Summary: In criminal proceedings across the U.S., rap music lyrics are being introduced as evidence of a defendant’s guilt. In this talk, Kubrin will draw attention to this disturbing practice of what she calls “rap on trial,” and explore its context, describe its elements and contours, and consider its broader significance. Kubrin will provide historical context, demonstrating that although the widespread use of rap lyrics in criminal trials may be a relatively recent phenomenon, it resides within a long tradition of antagonism between the legal establishment and hip hop culture, one that can be traced back to hip hop’s earliest roots. She will also offer examples of recent cases in which rap music has been used as evidence in trials against amateur rappers, almost all of whom are young men of color, in order to illustrate the specific ways that prosecutors present the music to judges and juries, as well as to highlight the devastating effects it can have on defendants. She will also discuss the elements of rap music that leave it vulnerable to judicial abuse. Finally, she will present experimental research that examines how rap lyrics impact decision-making as well as discuss the artistic, racial and legal ramifications of using this particular genre of music to put people in jail. Kubrin will conclude with recommendations for further research in this area, pointing out specific areas where scholarship would most effectively expose what it means to put rap on trial.

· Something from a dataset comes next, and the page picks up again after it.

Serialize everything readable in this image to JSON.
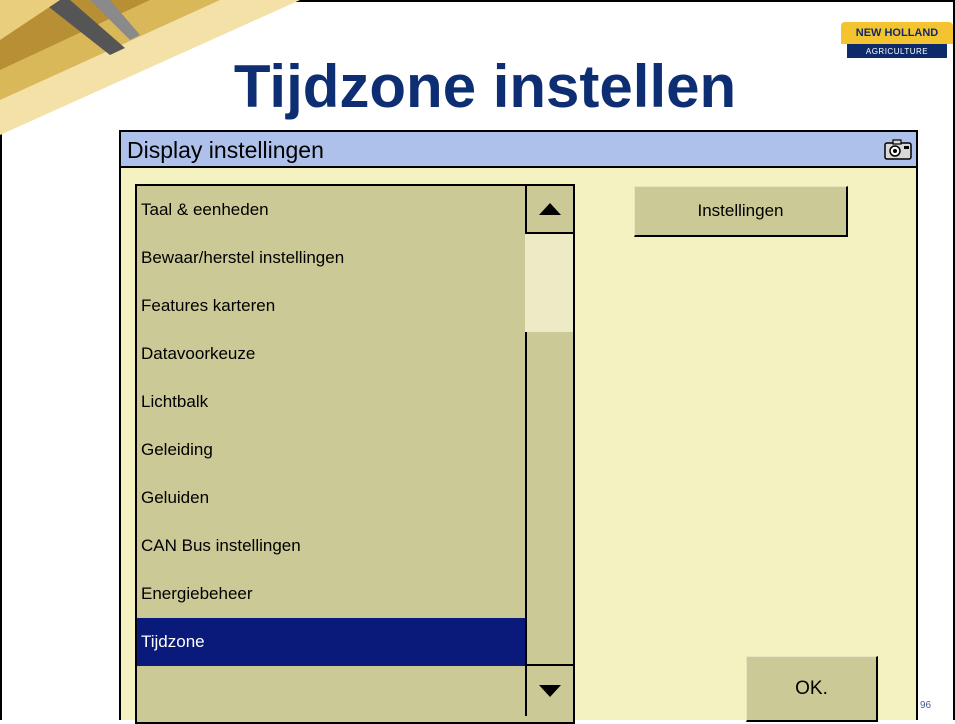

About the speaker: Charis E. Kubrin is the co-author or co-editor of five books and has published dozens of journal articles, many of which focus on the intersection of music, culture and social identity, particularly as it applies to hip-hop and minority youth in disadvantaged communities. She is a frequent media contributor whose writing has been featured in the The New York Times, The Los Angeles Times, Forbes and CNN. She is co-author of two amicus briefs on rap music that were filed with the U.S. Supreme Court (Elonis v. U.S.; Bell v. Itawamba County School Board) and has served as an expert witness and consultant in multiple criminal cases involving rap music as evidence of alleged underlying criminal activity. Charis gave a TEDx talk, The Threatening Nature of…Rap Music?, on the use of rap lyrics as evidence in criminal trials. In 2005, Charis received the American Society of Criminology’s Ruth Shonle Cavan Young Scholar Award and in 2014 she received The Coramae Richey Mann Award from the American Society of Criminology’s Division on People of Color and Crime in recognition of her outstanding contributions to scholarship on race, crime and justice.

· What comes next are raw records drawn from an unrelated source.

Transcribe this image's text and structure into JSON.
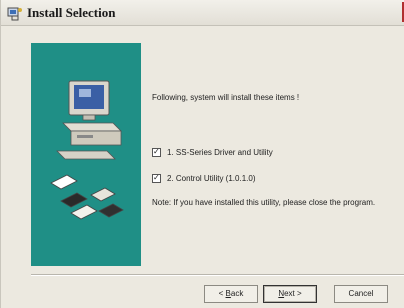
{
  "window": {
    "title": "Install Selection"
  },
  "main": {
    "intro": "Following, system will install these items !",
    "items": [
      {
        "label": "1. SS-Series Driver and Utility",
        "checked": true
      },
      {
        "label": "2. Control  Utility  (1.0.1.0)",
        "checked": true
      }
    ],
    "note": "Note: If you have installed this utility, please close the program."
  },
  "buttons": {
    "back_prefix": "< ",
    "back_accel": "B",
    "back_rest": "ack",
    "next_accel": "N",
    "next_rest": "ext >",
    "cancel": "Cancel"
  },
  "colors": {
    "panel": "#1f8f86",
    "dialog": "#ece9e0"
  }
}
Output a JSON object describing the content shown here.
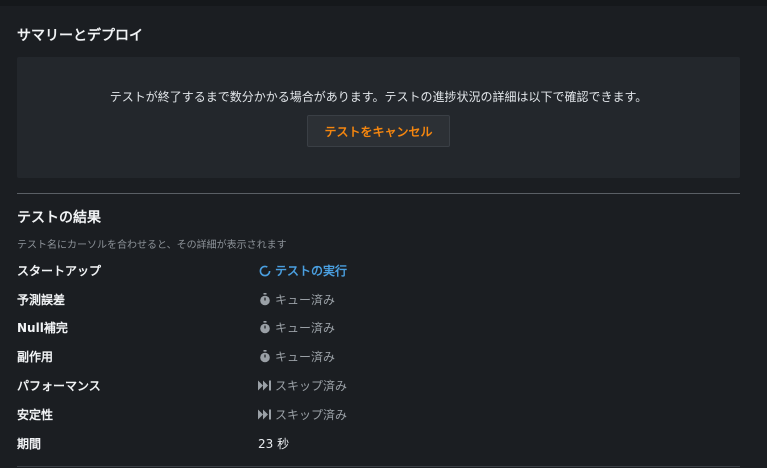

This talk is sponsored by the Department of Sociology and Anthropology with support from the College of Letters and Science.